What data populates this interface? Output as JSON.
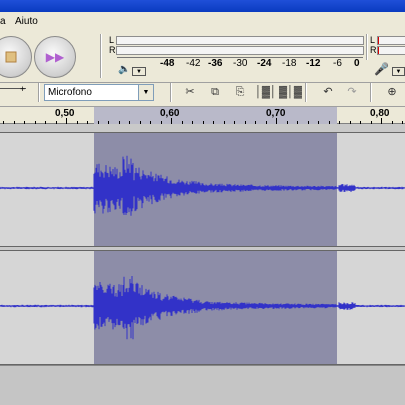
{
  "menu": {
    "item_a": "a",
    "item_help": "Aiuto"
  },
  "meters": {
    "left_label": "L",
    "right_label": "R",
    "left_label_b": "L",
    "right_label_b": "R",
    "scale": [
      "-48",
      "-42",
      "-36",
      "-30",
      "-24",
      "-18",
      "-12",
      "-6",
      "0"
    ]
  },
  "input": {
    "device": "Microfono"
  },
  "ruler": {
    "labels": [
      "0,50",
      "0,60",
      "0,70",
      "0,80"
    ]
  },
  "colors": {
    "waveform": "#3232c8",
    "selection": "#8d8da8",
    "background": "#d6d6d6"
  }
}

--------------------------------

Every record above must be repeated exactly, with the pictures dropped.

ANSWER SECTION -
What data populates this interface? Output as JSON.
{
  "menu": {
    "item_a": "a",
    "item_help": "Aiuto"
  },
  "meters": {
    "left_label": "L",
    "right_label": "R",
    "left_label_b": "L",
    "right_label_b": "R",
    "scale": [
      "-48",
      "-42",
      "-36",
      "-30",
      "-24",
      "-18",
      "-12",
      "-6",
      "0"
    ]
  },
  "input": {
    "device": "Microfono"
  },
  "ruler": {
    "labels": [
      "0,50",
      "0,60",
      "0,70",
      "0,80"
    ]
  },
  "colors": {
    "waveform": "#3232c8",
    "selection": "#8d8da8",
    "background": "#d6d6d6"
  }
}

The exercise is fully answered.